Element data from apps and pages
------------------------------------------------------------

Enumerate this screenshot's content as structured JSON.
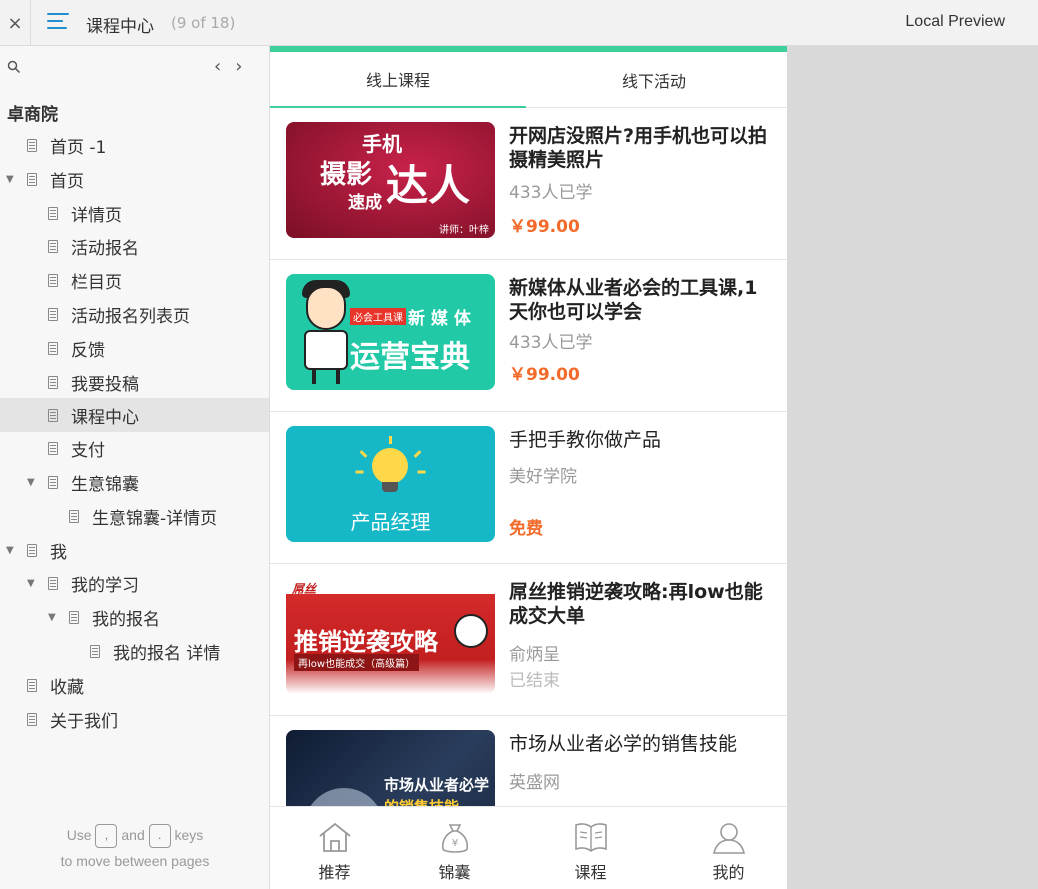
{
  "topbar": {
    "close": "×",
    "title": "课程中心",
    "pages": "(9 of 18)",
    "preview": "Local Preview"
  },
  "sidebar": {
    "root": "卓商院",
    "items": [
      {
        "label": "首页 -1"
      },
      {
        "label": "首页"
      },
      {
        "label": "详情页"
      },
      {
        "label": "活动报名"
      },
      {
        "label": "栏目页"
      },
      {
        "label": "活动报名列表页"
      },
      {
        "label": "反馈"
      },
      {
        "label": "我要投稿"
      },
      {
        "label": "课程中心"
      },
      {
        "label": "支付"
      },
      {
        "label": "生意锦囊"
      },
      {
        "label": "生意锦囊-详情页"
      },
      {
        "label": "我"
      },
      {
        "label": "我的学习"
      },
      {
        "label": "我的报名"
      },
      {
        "label": "我的报名 详情"
      },
      {
        "label": "收藏"
      },
      {
        "label": "关于我们"
      }
    ],
    "help_use": "Use",
    "help_and": "and",
    "help_keys": "keys",
    "help_line2": "to move between pages",
    "key_prev": ",",
    "key_next": "."
  },
  "tabs": [
    "线上课程",
    "线下活动"
  ],
  "courses": [
    {
      "title": "开网店没照片?用手机也可以拍摄精美照片",
      "meta": "433人已学",
      "price": "￥99.00",
      "thumb": {
        "a": "手机",
        "b": "摄影",
        "c": "达人",
        "d": "速成",
        "e": "讲师：叶梓"
      }
    },
    {
      "title": "新媒体从业者必会的工具课,1天你也可以学会",
      "meta": "433人已学",
      "price": "￥99.00",
      "thumb": {
        "tag": "必会工具课",
        "nm": "新 媒 体",
        "big": "运营宝典"
      }
    },
    {
      "title": "手把手教你做产品",
      "meta": "美好学院",
      "price": "免费",
      "thumb": {
        "lbl": "产品经理"
      }
    },
    {
      "title": "屌丝推销逆袭攻略:再low也能成交大单",
      "meta": "俞炳呈",
      "price": "已结束",
      "thumb": {
        "a": "屌丝",
        "b": "推销逆袭攻略",
        "c": "再low也能成交（高级篇）"
      }
    },
    {
      "title": "市场从业者必学的销售技能",
      "meta": "英盛网",
      "thumb": {
        "a": "市场从业者必学",
        "b": "的销售技能"
      }
    }
  ],
  "bottom_nav": [
    {
      "label": "推荐",
      "icon": "home-icon"
    },
    {
      "label": "锦囊",
      "icon": "money-bag-icon"
    },
    {
      "label": "课程",
      "icon": "book-icon"
    },
    {
      "label": "我的",
      "icon": "user-icon"
    }
  ],
  "colors": {
    "accent": "#3ecf9a",
    "price": "#f26b2a",
    "menu_icon": "#1f8fd0"
  }
}
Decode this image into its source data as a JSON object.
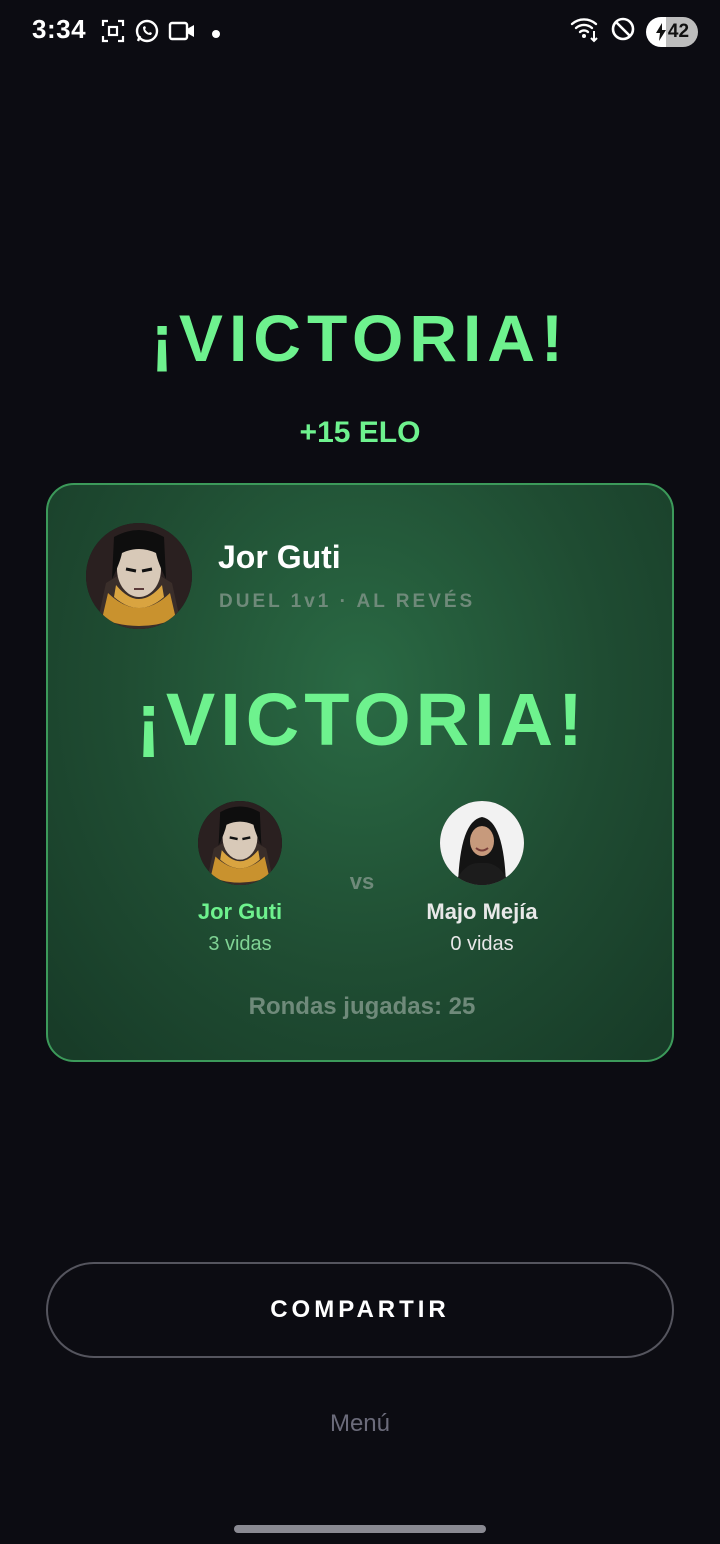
{
  "status_bar": {
    "time": "3:34",
    "battery": "42",
    "left_icons": [
      "screenshot-icon",
      "whatsapp-icon",
      "video-icon",
      "dot-icon"
    ],
    "right_icons": [
      "wifi-icon",
      "dnd-icon",
      "battery-icon"
    ]
  },
  "result": {
    "headline": "¡VICTORIA!",
    "elo_change": "+15 ELO"
  },
  "card": {
    "username": "Jor Guti",
    "mode": "DUEL 1v1 · AL REVÉS",
    "victory_text": "¡VICTORIA!",
    "player1": {
      "name": "Jor Guti",
      "lives": "3 vidas"
    },
    "vs": "vs",
    "player2": {
      "name": "Majo Mejía",
      "lives": "0 vidas"
    },
    "rounds": "Rondas jugadas: 25"
  },
  "actions": {
    "share_label": "COMPARTIR",
    "menu_label": "Menú"
  },
  "colors": {
    "accent_green": "#6ef28e",
    "background": "#0c0c12",
    "card_border": "#3c9a5a"
  }
}
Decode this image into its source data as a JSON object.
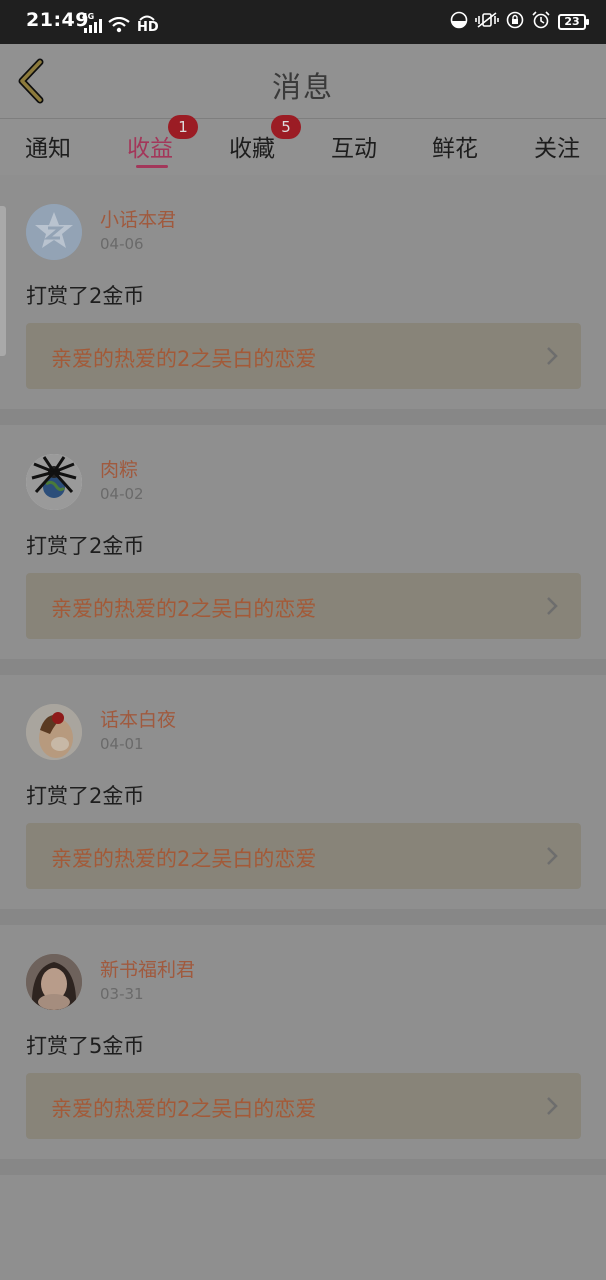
{
  "status_bar": {
    "time": "21:49",
    "network": "4G",
    "hd_label": "HD",
    "battery_level": "23"
  },
  "header": {
    "title": "消息"
  },
  "tabs": [
    {
      "label": "通知",
      "badge": ""
    },
    {
      "label": "收益",
      "badge": "1"
    },
    {
      "label": "收藏",
      "badge": "5"
    },
    {
      "label": "互动",
      "badge": ""
    },
    {
      "label": "鲜花",
      "badge": ""
    },
    {
      "label": "关注",
      "badge": ""
    }
  ],
  "active_tab": "收益",
  "messages": [
    {
      "user": "小话本君",
      "date": "04-06",
      "text": "打赏了2金币",
      "book": "亲爱的热爱的2之吴白的恋爱"
    },
    {
      "user": "肉粽",
      "date": "04-02",
      "text": "打赏了2金币",
      "book": "亲爱的热爱的2之吴白的恋爱"
    },
    {
      "user": "话本白夜",
      "date": "04-01",
      "text": "打赏了2金币",
      "book": "亲爱的热爱的2之吴白的恋爱"
    },
    {
      "user": "新书福利君",
      "date": "03-31",
      "text": "打赏了5金币",
      "book": "亲爱的热爱的2之吴白的恋爱"
    }
  ],
  "colors": {
    "accent": "#a3375a",
    "badge": "#9b1c24",
    "username": "#a05a3e",
    "link_text": "#a35a38",
    "overlay_dim": "#8f8f8f"
  },
  "icons": {
    "back": "chevron-left-icon",
    "link_arrow": "chevron-right-icon"
  }
}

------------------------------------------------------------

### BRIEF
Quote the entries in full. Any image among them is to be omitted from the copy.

### SOLUTION TO THE EXERCISE
Enumerate this screenshot's content as structured JSON.
{
  "topbar": {
    "close": "×",
    "title": "课程中心",
    "pages": "(9 of 18)",
    "preview": "Local Preview"
  },
  "sidebar": {
    "root": "卓商院",
    "items": [
      {
        "label": "首页 -1"
      },
      {
        "label": "首页"
      },
      {
        "label": "详情页"
      },
      {
        "label": "活动报名"
      },
      {
        "label": "栏目页"
      },
      {
        "label": "活动报名列表页"
      },
      {
        "label": "反馈"
      },
      {
        "label": "我要投稿"
      },
      {
        "label": "课程中心"
      },
      {
        "label": "支付"
      },
      {
        "label": "生意锦囊"
      },
      {
        "label": "生意锦囊-详情页"
      },
      {
        "label": "我"
      },
      {
        "label": "我的学习"
      },
      {
        "label": "我的报名"
      },
      {
        "label": "我的报名 详情"
      },
      {
        "label": "收藏"
      },
      {
        "label": "关于我们"
      }
    ],
    "help_use": "Use",
    "help_and": "and",
    "help_keys": "keys",
    "help_line2": "to move between pages",
    "key_prev": ",",
    "key_next": "."
  },
  "tabs": [
    "线上课程",
    "线下活动"
  ],
  "courses": [
    {
      "title": "开网店没照片?用手机也可以拍摄精美照片",
      "meta": "433人已学",
      "price": "￥99.00",
      "thumb": {
        "a": "手机",
        "b": "摄影",
        "c": "达人",
        "d": "速成",
        "e": "讲师：叶梓"
      }
    },
    {
      "title": "新媒体从业者必会的工具课,1天你也可以学会",
      "meta": "433人已学",
      "price": "￥99.00",
      "thumb": {
        "tag": "必会工具课",
        "nm": "新 媒 体",
        "big": "运营宝典"
      }
    },
    {
      "title": "手把手教你做产品",
      "meta": "美好学院",
      "price": "免费",
      "thumb": {
        "lbl": "产品经理"
      }
    },
    {
      "title": "屌丝推销逆袭攻略:再low也能成交大单",
      "meta": "俞炳呈",
      "price": "已结束",
      "thumb": {
        "a": "屌丝",
        "b": "推销逆袭攻略",
        "c": "再low也能成交（高级篇）"
      }
    },
    {
      "title": "市场从业者必学的销售技能",
      "meta": "英盛网",
      "thumb": {
        "a": "市场从业者必学",
        "b": "的销售技能"
      }
    }
  ],
  "bottom_nav": [
    {
      "label": "推荐",
      "icon": "home-icon"
    },
    {
      "label": "锦囊",
      "icon": "money-bag-icon"
    },
    {
      "label": "课程",
      "icon": "book-icon"
    },
    {
      "label": "我的",
      "icon": "user-icon"
    }
  ],
  "colors": {
    "accent": "#3ecf9a",
    "price": "#f26b2a",
    "menu_icon": "#1f8fd0"
  }
}
Decode this image into its source data as a JSON object.
{
  "status_bar": {
    "time": "3:34",
    "battery": "42",
    "left_icons": [
      "screenshot-icon",
      "whatsapp-icon",
      "video-icon",
      "dot-icon"
    ],
    "right_icons": [
      "wifi-icon",
      "dnd-icon",
      "battery-icon"
    ]
  },
  "result": {
    "headline": "¡VICTORIA!",
    "elo_change": "+15 ELO"
  },
  "card": {
    "username": "Jor Guti",
    "mode": "DUEL 1v1 · AL REVÉS",
    "victory_text": "¡VICTORIA!",
    "player1": {
      "name": "Jor Guti",
      "lives": "3 vidas"
    },
    "vs": "vs",
    "player2": {
      "name": "Majo Mejía",
      "lives": "0 vidas"
    },
    "rounds": "Rondas jugadas: 25"
  },
  "actions": {
    "share_label": "COMPARTIR",
    "menu_label": "Menú"
  },
  "colors": {
    "accent_green": "#6ef28e",
    "background": "#0c0c12",
    "card_border": "#3c9a5a"
  }
}
Decode this image into its source data as a JSON object.
{
  "status_bar": {
    "time": "21:49",
    "network": "4G",
    "hd_label": "HD",
    "battery_level": "23"
  },
  "header": {
    "title": "消息"
  },
  "tabs": [
    {
      "label": "通知",
      "badge": ""
    },
    {
      "label": "收益",
      "badge": "1"
    },
    {
      "label": "收藏",
      "badge": "5"
    },
    {
      "label": "互动",
      "badge": ""
    },
    {
      "label": "鲜花",
      "badge": ""
    },
    {
      "label": "关注",
      "badge": ""
    }
  ],
  "active_tab": "收益",
  "messages": [
    {
      "user": "小话本君",
      "date": "04-06",
      "text": "打赏了2金币",
      "book": "亲爱的热爱的2之吴白的恋爱"
    },
    {
      "user": "肉粽",
      "date": "04-02",
      "text": "打赏了2金币",
      "book": "亲爱的热爱的2之吴白的恋爱"
    },
    {
      "user": "话本白夜",
      "date": "04-01",
      "text": "打赏了2金币",
      "book": "亲爱的热爱的2之吴白的恋爱"
    },
    {
      "user": "新书福利君",
      "date": "03-31",
      "text": "打赏了5金币",
      "book": "亲爱的热爱的2之吴白的恋爱"
    }
  ],
  "colors": {
    "accent": "#a3375a",
    "badge": "#9b1c24",
    "username": "#a05a3e",
    "link_text": "#a35a38",
    "overlay_dim": "#8f8f8f"
  },
  "icons": {
    "back": "chevron-left-icon",
    "link_arrow": "chevron-right-icon"
  }
}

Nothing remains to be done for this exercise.